Who has a role in making our children, youth, families and community thrive?
I think we all do. We cannot ask most people if they feel they matter to other people in their communities. But it is a question asked of middle and high school youth on the Maine Integrated Youth Health Survey (MIYHS), a voluntary survey conducted in many Maine schools every other year.
Do youth feel they matter?
The high school question and the middle school question is worded exactly the same: Do you agree or disagree that in your community you feel like you matter to people? Below are findings from the 2021 MIYHS.
- Of the 26,000+ high school students in grades 9, 10, 11 and 12 who answered the question
- Less than half, only 47%, of girls replied agree or strongly agree
- Over half, 56.3%, of all boys also replied agree or disagree with the question
- Of the 13,625 middle school students in grades 7 and 8 who answered the question
- Less than half, only 48.5%, of girls replied agree or strongly agree
- Over half, 62%, of all boys also replied agree or disagree with the question
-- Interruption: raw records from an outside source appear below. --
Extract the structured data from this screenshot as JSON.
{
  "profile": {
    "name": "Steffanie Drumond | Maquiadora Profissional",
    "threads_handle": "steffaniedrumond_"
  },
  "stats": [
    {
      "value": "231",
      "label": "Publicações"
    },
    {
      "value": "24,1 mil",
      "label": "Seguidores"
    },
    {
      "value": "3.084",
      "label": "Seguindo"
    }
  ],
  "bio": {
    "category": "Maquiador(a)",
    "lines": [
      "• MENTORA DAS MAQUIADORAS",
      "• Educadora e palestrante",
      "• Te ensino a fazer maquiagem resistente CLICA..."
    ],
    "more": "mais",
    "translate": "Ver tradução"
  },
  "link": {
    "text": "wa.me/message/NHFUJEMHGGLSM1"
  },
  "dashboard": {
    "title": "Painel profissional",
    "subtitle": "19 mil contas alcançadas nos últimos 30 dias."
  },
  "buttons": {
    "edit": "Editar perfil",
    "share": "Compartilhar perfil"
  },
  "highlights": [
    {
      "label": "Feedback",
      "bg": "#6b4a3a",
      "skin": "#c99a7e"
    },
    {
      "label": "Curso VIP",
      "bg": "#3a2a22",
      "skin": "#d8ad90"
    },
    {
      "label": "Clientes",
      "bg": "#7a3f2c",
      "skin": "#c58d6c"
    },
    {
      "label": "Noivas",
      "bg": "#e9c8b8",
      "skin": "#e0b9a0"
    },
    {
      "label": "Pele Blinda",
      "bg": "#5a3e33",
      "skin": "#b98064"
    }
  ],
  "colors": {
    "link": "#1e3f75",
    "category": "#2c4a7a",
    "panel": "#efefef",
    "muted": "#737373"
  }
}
These rates are concerning for many reasons some of which are the increased probabilities for youth to experiment and continue with some risky behaviors that could include trying tobacco or other substances, skipping school, unprotected sex, violence behavior, and possibly isolation. We also know that believing you do not matter to people, that you do not belong, have negative impacts on the mental health of all people, including our youth.
And remember youth who live in poverty, are members or racial or ethnic minorities, are immigrants or refuges, or identify as LGBTQ+ have even lower scores for feeling they belong. There are interesting perspectives about the LGBTQ+ youth in their own words on our website. (hccame.org – click on the LGBTQ+ tab)
Also the Gardiner Area Thrives Coalition is working to increase a sense of belonging for students and families served by MSAD #11 schools and towns or Gardiner, Pittston, Randolph and West Gardiner.
Wonder how a member of the community, a business owner, a town counselor or select board member or just about anyone can make a difference?
Take a look at the newly published Maine Youth Thriving Guide for Community Action* that you can find FREE on the Maine Resilience Building Network webpage.
Although youth are in school many hours a day for 180 days a year, schools are only one part of the systems that can support children and youth. The conditions in the community, state, and even in the country have a lot of influence on the wellbeing of our young people. And of course social media and other electronic entertainment forms shape our perceptions of our world and ourselves.
HCCA staff members and partners from Gardiner Area High School will be attending the April 12 and 13, 2023 conference Together We Can Thrive: Creating an equitable shared path forward to promote resilience in Maine communities. Join us if you can, or ask us about what we have learned.
Special Projects Administrator